Evidence of impact research study: Cash and voucher assistance in Niger
While in-kind assistance constitutes the bulk of humanitarian aid globally, Cash and voucher assistance (CVA) is quickly gaining ground among donors and practitioners. Between 2014 and 2020, the share of CVA-based support within the overall humanitarian assistance portfolio) increased 4.5 times — from 5% to 20% of the overall aid distributed.
Samuel Hall conducted a study to identify key issues impacting the effectiveness of CVA, including digital modalities, and formulate recommendations to improve it. This study focused on the International Rescue Committee (IRC)’s CVA programming in the Diffa region, Niger.

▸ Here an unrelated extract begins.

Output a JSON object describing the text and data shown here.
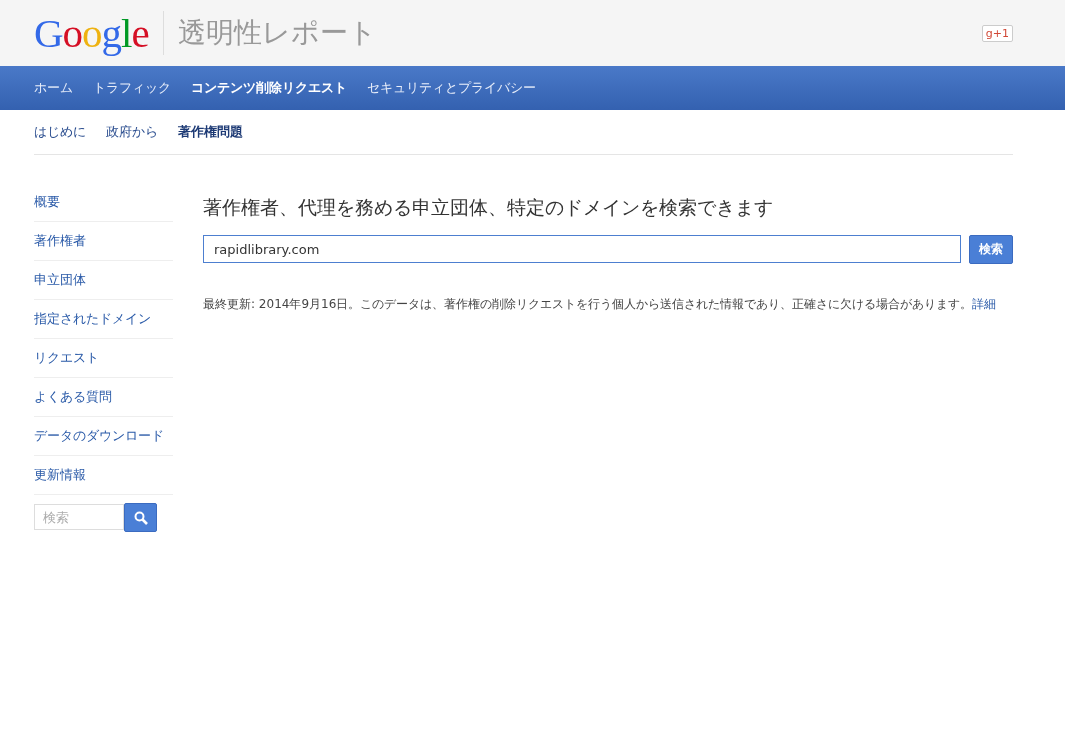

According to Samuel Hall’s findings, CVA recipients primarily prefer in-kind assistance, with a secondary preference for a combination of in-kind and cash because of factors such as gender dynamics and inadequate financial literacy. Many humanitarian practitioners support the shift to digital assistance, yet recipients expressed hesitancy with digital approaches due to limited accessibility.
The report highlights the need to pilot more interventions with a combination of in-kind and cash assistance, especially in areas with protracted crises and emergencies. Incorporating financial literacy training interventions as a core design component to maximize impact is becoming more widespread as CVA practitioners increase the use of digital solutions.